Director, Center for the Study of Inequality
Institute for Social and Policy Studies, Yale University
In 2015, Americans learned that public authorities in Ferguson, Missouri had imposed a “predatory system of government” on poor black citizens.Ferguson residents were targeted, arrested, and summonsed on civil-ordinance violations, assessed prohibitive fines and fees, and subjected to jail if they failed to pay. Monetary penalties served as the gateway for an elaborate and lucrative poverty trap for citizens, who became mired cycles of perpetual debt and payment and mounting entanglements with police and courts.
How do Americans narrate their interactions with police authority? How do they relate these experiences to ideals of American dream, democratic inclusion, community wellbeing? How do people seek autonomy from police intrusion? How do they counter the daily portrayals of their neighborhoods and confront the daily practices that encompass state action there? How do they seek to preserve a positive identity and regain dignity? How has Ferguson shaped the collective memories and politics of a generation?
This talk explores these questions using a new technology, Portals, to initiate conversations about policing and incarceration in communities felled by police violence – communities like Freddie Gray’s, Michael Brown’s, and Eric Garner’s. By creating a “wormhole” through space, a bridge to places unseen and unheard, and, crucially, by making access to these wormholes easy and free, Portals transforms the capacity of disparate people and communities to define their narratives, enhance political activism, create connected political spaces, and expand the possibility of studying politics in beneficially recursive ways.
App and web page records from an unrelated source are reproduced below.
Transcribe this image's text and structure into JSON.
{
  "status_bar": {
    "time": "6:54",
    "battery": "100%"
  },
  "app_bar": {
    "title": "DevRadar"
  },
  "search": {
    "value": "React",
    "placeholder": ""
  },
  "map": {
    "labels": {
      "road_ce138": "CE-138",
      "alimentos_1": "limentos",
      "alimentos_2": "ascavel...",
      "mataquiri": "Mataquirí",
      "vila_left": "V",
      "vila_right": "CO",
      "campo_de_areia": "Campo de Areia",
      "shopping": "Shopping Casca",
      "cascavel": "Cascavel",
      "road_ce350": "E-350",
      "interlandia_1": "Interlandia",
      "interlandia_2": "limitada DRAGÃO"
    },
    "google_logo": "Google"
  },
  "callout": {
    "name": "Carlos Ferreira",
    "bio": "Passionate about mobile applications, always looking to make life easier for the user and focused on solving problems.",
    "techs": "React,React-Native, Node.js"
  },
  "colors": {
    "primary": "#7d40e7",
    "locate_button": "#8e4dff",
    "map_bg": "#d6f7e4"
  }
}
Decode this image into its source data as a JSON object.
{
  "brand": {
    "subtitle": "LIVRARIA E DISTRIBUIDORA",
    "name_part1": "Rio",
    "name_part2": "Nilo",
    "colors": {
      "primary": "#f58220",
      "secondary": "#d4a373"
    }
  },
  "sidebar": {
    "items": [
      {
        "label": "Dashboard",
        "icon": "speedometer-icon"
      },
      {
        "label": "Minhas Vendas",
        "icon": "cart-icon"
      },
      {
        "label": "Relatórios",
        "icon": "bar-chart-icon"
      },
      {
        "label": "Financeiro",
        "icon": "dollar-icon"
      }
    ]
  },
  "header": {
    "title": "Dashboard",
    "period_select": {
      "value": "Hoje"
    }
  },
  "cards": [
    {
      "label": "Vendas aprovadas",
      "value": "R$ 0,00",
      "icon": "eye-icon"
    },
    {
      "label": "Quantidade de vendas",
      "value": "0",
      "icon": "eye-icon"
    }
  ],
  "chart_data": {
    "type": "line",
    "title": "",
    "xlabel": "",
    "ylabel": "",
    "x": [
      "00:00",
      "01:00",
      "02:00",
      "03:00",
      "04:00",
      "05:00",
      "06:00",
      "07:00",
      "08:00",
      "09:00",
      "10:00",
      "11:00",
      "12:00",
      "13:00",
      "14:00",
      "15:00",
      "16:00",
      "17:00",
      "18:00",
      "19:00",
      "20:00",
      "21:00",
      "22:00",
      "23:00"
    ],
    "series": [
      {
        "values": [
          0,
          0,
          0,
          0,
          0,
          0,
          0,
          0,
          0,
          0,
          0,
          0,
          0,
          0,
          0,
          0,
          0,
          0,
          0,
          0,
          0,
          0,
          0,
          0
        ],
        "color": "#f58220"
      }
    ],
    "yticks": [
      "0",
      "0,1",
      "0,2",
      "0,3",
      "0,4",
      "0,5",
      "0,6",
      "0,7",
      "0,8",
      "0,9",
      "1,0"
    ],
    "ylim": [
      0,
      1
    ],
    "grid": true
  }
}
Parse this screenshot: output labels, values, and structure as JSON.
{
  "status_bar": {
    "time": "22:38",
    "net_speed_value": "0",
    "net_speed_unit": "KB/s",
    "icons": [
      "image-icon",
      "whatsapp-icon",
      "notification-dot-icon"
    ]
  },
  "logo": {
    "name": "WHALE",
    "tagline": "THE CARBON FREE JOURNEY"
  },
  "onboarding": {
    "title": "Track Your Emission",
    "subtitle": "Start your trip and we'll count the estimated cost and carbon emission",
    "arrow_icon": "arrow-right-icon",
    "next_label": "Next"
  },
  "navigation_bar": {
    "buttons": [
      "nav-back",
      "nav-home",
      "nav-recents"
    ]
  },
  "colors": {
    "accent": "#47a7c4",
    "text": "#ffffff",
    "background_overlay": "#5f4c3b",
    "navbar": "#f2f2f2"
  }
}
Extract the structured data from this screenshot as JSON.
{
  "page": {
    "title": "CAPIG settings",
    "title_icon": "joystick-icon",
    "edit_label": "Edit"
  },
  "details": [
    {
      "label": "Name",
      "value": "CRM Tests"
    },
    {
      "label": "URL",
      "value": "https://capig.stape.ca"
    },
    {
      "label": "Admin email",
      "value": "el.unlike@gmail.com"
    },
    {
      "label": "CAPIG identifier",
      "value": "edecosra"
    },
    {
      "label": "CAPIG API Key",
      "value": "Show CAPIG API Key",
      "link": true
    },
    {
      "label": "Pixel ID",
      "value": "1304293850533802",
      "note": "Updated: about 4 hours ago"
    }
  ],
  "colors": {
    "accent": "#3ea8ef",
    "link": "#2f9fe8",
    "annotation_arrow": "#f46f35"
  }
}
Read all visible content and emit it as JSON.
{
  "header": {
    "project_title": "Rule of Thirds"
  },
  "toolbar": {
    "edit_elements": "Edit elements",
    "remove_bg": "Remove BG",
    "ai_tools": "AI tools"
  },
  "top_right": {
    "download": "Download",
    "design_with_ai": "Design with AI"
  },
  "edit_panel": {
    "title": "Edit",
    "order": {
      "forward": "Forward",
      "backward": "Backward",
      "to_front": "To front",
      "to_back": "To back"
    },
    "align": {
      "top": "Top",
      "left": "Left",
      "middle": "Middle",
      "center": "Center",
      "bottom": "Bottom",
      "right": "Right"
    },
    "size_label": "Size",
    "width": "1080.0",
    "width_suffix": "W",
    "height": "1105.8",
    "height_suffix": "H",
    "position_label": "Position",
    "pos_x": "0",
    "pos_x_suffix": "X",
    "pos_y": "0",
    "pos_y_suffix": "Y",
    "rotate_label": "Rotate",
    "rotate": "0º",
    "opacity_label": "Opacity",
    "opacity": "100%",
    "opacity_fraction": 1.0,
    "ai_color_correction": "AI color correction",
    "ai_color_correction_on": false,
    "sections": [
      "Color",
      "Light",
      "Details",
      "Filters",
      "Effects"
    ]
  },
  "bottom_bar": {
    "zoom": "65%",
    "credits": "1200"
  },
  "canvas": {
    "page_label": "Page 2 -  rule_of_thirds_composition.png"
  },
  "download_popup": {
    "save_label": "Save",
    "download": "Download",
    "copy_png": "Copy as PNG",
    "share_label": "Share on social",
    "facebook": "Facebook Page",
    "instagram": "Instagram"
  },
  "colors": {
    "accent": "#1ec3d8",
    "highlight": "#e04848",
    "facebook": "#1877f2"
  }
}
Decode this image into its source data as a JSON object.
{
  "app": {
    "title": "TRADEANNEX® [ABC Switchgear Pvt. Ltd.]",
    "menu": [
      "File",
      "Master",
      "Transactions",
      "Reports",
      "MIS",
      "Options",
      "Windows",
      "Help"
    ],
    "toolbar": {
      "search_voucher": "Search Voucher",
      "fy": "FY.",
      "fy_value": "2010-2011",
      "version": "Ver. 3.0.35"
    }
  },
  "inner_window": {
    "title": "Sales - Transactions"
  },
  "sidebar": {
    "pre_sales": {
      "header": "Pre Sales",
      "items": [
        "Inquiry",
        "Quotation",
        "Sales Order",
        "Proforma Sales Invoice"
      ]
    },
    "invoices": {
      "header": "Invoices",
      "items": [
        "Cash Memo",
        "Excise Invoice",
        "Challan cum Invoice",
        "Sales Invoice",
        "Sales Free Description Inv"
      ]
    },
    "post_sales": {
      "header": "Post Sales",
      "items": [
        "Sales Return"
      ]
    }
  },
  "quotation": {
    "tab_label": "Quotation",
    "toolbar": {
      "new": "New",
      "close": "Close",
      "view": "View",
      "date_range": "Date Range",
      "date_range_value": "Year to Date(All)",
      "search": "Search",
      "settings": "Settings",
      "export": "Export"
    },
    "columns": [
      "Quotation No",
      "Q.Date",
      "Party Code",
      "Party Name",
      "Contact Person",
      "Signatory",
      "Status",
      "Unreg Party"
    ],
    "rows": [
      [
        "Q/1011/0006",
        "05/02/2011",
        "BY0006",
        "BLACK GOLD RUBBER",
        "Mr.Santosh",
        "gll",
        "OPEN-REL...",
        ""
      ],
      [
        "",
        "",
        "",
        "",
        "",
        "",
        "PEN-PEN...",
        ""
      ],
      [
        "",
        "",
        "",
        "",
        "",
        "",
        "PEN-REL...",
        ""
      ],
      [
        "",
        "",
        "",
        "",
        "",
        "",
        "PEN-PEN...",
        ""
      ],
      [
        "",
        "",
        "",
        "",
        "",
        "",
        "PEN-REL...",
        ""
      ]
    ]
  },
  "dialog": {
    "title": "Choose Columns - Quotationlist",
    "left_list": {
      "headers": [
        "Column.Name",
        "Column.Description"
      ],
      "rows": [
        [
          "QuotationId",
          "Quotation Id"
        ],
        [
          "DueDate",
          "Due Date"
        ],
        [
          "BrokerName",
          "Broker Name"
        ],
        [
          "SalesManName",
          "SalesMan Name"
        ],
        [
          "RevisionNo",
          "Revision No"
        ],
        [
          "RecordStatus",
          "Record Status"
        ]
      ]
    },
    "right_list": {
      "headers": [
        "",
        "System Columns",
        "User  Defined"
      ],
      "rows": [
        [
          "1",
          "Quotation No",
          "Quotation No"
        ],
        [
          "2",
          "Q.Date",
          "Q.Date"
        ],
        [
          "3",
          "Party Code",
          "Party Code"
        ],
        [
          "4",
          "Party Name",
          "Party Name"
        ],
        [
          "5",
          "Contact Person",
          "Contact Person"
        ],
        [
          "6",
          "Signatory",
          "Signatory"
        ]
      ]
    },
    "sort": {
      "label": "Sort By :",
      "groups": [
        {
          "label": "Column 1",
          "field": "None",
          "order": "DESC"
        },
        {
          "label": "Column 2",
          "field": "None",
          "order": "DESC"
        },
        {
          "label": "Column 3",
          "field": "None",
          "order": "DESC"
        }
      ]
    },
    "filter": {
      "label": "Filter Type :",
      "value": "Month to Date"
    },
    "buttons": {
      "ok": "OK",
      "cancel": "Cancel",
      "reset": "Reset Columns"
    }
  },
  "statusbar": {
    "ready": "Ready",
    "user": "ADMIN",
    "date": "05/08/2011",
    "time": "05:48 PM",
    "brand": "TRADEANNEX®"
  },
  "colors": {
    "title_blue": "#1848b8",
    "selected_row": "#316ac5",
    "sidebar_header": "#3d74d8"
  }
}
Vesla Weaver joined the faculty at Yale in 2012 and is currently an Associate Professor of Political Science and African American Studies and the Director of the ISPS Center for the Study of Inequality. She received her PhD in Government and Social Policy from the Multidisciplinary Program in Inequality at Harvard University. Her research aims to better understand the causes and consequences of racial inequality in the United States, how state policies and institutions shape political life and identity, and broad changes in the racial order. Her recent work is concerned with the effects of increasing punishment and surveillance in America on democratic inclusion, particularly for black citizens. She serves on the Harvard/NIJ Executive Session on Community Corrections, the Center for Community Change’s Good Jobs for All initiative, the Yale Faculty Senate, the APSA Presidential Taskforce on Racial Inequality in the Americas.
Presented by the Rooney Center for the Study of American Democracy and the Center for Civil and Human Rights
Originally published at humanrights.nd.edu.